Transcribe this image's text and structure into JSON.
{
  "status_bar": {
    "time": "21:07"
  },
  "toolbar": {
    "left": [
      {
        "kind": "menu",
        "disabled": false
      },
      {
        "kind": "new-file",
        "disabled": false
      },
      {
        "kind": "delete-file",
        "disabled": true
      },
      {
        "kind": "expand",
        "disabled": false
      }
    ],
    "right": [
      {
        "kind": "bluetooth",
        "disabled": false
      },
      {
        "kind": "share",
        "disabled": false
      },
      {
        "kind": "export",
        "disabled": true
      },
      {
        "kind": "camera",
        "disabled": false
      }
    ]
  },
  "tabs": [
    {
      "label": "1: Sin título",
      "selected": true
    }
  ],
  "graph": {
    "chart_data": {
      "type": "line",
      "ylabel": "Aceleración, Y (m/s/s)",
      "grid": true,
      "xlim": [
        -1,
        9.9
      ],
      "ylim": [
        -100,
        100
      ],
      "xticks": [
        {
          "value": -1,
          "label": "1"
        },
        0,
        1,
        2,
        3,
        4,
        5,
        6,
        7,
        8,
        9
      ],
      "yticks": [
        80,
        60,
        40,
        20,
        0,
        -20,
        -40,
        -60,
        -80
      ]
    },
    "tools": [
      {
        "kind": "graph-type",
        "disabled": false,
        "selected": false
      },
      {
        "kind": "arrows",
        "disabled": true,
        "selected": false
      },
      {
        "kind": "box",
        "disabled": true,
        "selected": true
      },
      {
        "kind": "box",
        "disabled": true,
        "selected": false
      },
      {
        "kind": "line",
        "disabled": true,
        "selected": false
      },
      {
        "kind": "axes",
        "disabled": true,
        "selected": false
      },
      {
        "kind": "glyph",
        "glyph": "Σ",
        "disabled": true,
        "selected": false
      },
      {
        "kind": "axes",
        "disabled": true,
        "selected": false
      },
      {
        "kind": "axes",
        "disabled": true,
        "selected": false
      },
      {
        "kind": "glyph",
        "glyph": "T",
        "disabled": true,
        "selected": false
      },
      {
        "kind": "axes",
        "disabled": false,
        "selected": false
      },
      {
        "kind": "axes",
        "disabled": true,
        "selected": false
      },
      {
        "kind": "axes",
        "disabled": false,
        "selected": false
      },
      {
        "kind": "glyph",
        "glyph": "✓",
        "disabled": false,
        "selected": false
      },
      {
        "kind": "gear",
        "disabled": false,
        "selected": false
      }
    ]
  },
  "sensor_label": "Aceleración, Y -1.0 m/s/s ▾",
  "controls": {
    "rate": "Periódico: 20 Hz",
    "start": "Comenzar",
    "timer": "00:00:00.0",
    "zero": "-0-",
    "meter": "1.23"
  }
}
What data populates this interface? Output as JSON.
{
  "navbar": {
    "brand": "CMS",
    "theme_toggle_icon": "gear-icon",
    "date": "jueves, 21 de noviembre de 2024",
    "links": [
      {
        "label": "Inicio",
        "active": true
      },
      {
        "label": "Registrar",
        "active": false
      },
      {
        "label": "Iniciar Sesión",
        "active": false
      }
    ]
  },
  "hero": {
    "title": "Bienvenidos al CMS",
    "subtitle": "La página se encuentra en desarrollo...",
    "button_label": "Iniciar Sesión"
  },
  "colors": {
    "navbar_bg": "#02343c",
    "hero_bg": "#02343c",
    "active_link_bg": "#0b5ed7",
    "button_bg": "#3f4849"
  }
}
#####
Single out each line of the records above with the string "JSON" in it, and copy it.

Transcribe this image's text and structure into JSON.
What data populates this interface? Output as JSON.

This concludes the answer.